Traditional rubrics spell out criteria for every area of assessment and every grade or level of student achievement. A single-point rubric only contains what the student is expected to do to succeed. That makes it faster to write, faster to use, and easier for students to read and understand. All that without sacrificing space to add personal comments so the student can see what they still need to work on and where they exceeded your expectations.
Why Use a Single-Point Rubric?
* Traditional rubrics take a long time to write. For each area, you have to think of every possible variation of student activity. A single-point rubric requires you to write only one column of expectations.
* Due to all that text, rubrics can take a surprisingly long time to grade as you try to figure out which box a student’s work fits into. Single-point rubrics allow you to make targeted comments to specify the students’ problem areas and areas of high achievement.
* Students often don’t read all the text that a traditional rubric contains.

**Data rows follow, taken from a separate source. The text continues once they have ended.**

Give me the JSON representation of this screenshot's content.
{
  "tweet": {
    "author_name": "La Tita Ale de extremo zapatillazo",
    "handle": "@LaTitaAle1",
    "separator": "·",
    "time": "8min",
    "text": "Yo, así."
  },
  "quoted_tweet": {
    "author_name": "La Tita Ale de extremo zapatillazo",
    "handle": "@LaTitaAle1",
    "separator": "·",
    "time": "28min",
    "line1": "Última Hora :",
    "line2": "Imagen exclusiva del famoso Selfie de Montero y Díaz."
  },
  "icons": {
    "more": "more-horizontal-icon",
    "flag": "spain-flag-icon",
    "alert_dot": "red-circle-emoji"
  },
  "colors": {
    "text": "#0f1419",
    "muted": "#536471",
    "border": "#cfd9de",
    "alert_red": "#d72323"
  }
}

Single-point rubrics have less text and they focus attention what the student is supposed to be doing.
* Such a clear focus on expectations builds student autonomy as students are more easily able to self-assess.
You can check out this video on how single-point rubrics work
This zip file contains:
Complete instructions on how to use single-point rubrics.
2 templates for single-point rubrics in Word DOC format. All you have to do is add the areas of assessment and criteria for success. One includes a place to put weighted grades and one does not.
4 sample rubrics for writing assignments in PDF. Each one is designed for a different level or grade and aligned to CEFR standards for English as a Second Language: Beginner (A2), Elementary (B1), Intermediate (B2), and Advanced (C1). You can use these in your classroom as-is or mine them for ideas for your own rubric.
I love single-point rubrics and now that I've started using them, I'm never going back. I'd love to see what you do with them.